EXERCISE DATA -

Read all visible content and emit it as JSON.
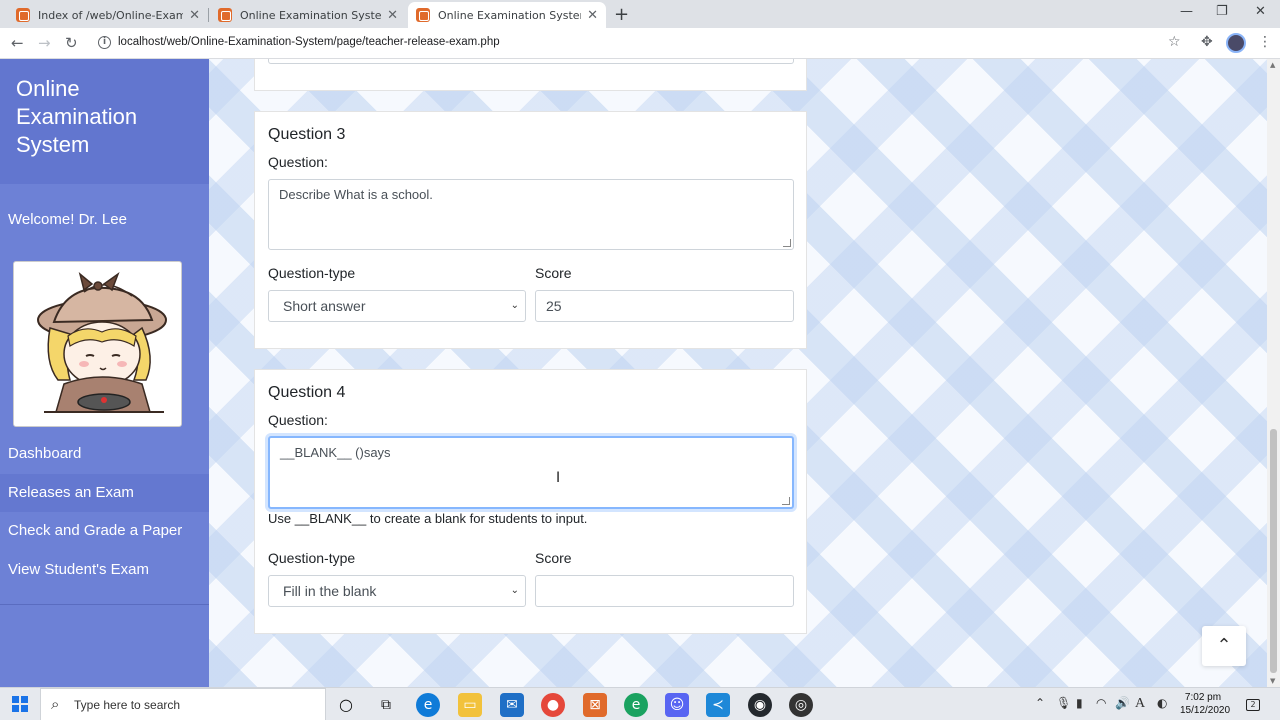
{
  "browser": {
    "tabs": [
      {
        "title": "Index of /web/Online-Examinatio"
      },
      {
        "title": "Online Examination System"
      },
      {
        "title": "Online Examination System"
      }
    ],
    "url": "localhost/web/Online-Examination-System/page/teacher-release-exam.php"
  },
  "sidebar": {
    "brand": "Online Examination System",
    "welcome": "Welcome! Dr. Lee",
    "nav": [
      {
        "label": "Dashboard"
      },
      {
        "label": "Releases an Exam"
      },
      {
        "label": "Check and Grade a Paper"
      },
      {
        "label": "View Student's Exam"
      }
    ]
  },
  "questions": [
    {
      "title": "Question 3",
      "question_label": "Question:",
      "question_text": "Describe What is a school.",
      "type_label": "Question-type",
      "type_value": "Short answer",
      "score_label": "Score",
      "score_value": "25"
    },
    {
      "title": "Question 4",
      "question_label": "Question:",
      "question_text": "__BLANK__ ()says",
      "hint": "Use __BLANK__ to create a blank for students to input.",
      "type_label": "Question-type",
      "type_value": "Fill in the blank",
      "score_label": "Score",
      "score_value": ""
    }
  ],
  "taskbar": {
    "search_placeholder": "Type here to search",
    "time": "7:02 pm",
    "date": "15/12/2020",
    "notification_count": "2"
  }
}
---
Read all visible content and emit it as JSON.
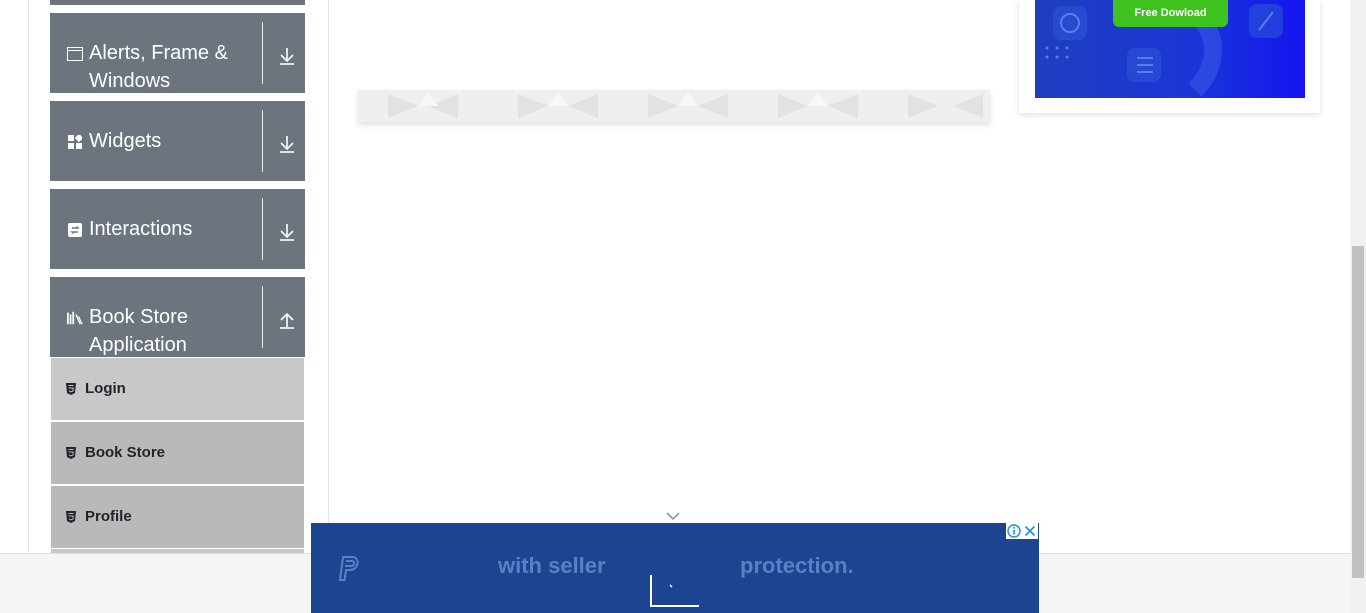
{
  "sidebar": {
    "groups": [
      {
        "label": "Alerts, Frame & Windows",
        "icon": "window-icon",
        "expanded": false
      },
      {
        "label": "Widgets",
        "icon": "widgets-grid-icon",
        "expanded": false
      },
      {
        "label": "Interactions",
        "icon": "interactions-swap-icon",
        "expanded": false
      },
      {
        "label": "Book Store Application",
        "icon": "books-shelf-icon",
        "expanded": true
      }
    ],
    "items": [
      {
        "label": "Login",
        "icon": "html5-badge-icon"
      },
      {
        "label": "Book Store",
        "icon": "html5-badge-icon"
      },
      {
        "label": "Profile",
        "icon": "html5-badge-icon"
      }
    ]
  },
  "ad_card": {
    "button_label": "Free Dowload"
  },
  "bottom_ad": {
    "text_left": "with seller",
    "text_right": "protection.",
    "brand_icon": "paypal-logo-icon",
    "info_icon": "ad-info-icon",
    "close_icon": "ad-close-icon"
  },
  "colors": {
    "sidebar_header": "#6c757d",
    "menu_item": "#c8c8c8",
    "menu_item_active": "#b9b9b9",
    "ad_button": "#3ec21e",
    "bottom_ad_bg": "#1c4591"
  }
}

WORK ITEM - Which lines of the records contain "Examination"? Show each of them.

RESPONSE FOR THIS EXERCISE -
        "title": "Online Examination System"
        "title": "Online Examination System"
    "url": "localhost/web/Online-Examination-System/page/teacher-release-exam.php"
    "brand": "Online Examination System",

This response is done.